and he is considered to have pushed forward for the independence of Ireland
(1921) that, paradoxically, was not able to avoid violence and division in
society as O’Connell would have wanted. However, he failed in pushing for the
abolition of the  “Act of the Union”
(1800). Nevertheless, O’Connell who had admired the Latin American Liberator
Simon Bolivar, inspired, in his turn, other pro-independence leaders such
Mahatma Gandhi (1869-1948, India’s Independence), and Martin Luther King
(1929-1968, for the rights of black people in the United States) and most probably,
in my opinion, other contemporary pro-independence movements in our current
democratic societies in Europe which bear striking similarities especially in
the reaction of the governments of the countries that do not want to lose their
territory (imprisonment of political leaders accused of sedition conspiracy as
Daniel O’Connell was accused of, insults and most of all lack of moral justice.
At the same time, certain well-consolidated, advanced and competent democracies,
in Europe and Canada, have been able to solve the problem (at least
temporarily) by negotiating and using the purest tool in a democracy: a
referendum.  If we examine history, we
can observe that that repression and denial of a reality has only fostered
rather than neutralise the quest for independence whereas in other cases, where

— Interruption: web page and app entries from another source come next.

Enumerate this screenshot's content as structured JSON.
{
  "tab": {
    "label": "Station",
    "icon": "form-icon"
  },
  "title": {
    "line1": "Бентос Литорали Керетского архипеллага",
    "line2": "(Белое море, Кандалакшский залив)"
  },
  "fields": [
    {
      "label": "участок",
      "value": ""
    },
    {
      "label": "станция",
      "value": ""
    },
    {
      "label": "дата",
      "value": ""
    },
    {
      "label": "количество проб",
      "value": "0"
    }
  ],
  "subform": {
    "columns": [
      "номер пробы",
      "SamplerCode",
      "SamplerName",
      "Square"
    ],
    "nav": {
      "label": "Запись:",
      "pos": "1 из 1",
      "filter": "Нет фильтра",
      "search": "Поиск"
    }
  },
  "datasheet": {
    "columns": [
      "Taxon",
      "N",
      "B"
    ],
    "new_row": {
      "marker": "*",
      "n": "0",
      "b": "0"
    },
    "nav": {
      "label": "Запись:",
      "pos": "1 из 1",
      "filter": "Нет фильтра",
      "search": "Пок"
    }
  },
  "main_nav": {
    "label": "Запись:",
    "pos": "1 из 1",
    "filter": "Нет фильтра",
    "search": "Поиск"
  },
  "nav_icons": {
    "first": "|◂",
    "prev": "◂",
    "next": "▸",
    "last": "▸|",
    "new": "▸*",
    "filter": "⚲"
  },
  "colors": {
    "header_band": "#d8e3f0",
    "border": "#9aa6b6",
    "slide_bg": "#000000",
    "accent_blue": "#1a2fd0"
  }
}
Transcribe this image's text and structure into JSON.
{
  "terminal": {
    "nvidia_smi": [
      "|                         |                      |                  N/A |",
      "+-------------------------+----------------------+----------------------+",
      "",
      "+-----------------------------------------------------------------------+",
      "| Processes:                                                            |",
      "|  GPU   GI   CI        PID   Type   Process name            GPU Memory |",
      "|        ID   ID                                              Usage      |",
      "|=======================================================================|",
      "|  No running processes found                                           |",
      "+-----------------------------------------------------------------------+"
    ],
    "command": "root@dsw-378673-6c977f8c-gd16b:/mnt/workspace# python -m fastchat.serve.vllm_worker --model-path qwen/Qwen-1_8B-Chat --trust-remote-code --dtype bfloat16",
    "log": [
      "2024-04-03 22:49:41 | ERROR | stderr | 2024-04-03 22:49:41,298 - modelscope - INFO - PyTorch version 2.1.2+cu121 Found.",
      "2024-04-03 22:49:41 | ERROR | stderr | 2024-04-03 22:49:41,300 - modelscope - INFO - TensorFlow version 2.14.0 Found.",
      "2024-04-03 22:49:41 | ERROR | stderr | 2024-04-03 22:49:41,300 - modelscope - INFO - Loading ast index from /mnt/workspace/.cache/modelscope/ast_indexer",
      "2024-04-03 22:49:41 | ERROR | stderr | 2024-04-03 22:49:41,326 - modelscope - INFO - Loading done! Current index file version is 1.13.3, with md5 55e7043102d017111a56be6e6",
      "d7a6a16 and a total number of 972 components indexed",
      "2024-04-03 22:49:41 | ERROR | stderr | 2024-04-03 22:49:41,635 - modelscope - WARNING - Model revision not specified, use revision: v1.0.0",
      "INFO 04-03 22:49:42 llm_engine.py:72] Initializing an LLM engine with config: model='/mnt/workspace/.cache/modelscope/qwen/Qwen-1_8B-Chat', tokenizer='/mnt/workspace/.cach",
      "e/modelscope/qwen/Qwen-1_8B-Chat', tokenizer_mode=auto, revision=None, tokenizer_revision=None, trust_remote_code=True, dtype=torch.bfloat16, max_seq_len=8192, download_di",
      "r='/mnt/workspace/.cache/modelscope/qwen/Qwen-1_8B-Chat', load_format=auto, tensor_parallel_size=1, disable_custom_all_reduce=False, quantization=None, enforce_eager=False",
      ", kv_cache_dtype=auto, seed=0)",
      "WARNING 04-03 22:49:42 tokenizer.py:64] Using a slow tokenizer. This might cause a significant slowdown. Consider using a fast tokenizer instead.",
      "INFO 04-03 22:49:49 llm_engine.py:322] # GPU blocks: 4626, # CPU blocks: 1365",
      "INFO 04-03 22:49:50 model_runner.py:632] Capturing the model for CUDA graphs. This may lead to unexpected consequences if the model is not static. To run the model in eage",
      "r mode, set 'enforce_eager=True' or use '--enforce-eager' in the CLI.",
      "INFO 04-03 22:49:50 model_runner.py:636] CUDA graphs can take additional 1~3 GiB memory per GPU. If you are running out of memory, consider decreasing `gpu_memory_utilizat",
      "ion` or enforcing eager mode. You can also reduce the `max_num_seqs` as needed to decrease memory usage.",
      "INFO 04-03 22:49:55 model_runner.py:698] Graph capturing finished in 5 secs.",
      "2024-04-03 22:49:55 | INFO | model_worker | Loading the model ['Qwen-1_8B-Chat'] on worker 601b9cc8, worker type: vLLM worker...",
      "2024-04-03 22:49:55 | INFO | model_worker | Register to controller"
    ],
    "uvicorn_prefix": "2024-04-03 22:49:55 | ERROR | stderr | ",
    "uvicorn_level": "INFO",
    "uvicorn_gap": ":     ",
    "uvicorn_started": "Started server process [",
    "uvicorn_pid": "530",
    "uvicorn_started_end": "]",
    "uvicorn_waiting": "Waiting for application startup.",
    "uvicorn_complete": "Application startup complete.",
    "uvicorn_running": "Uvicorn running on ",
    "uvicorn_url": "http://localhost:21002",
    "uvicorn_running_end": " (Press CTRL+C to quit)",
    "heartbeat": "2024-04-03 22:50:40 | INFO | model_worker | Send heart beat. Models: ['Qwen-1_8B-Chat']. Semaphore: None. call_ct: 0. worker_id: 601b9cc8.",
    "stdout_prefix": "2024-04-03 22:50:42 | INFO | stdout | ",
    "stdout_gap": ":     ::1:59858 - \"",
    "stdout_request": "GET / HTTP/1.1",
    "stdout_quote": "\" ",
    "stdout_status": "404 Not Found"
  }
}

a referendum has been held to let people voice their desire for independence,
it has served to alleviate these needs.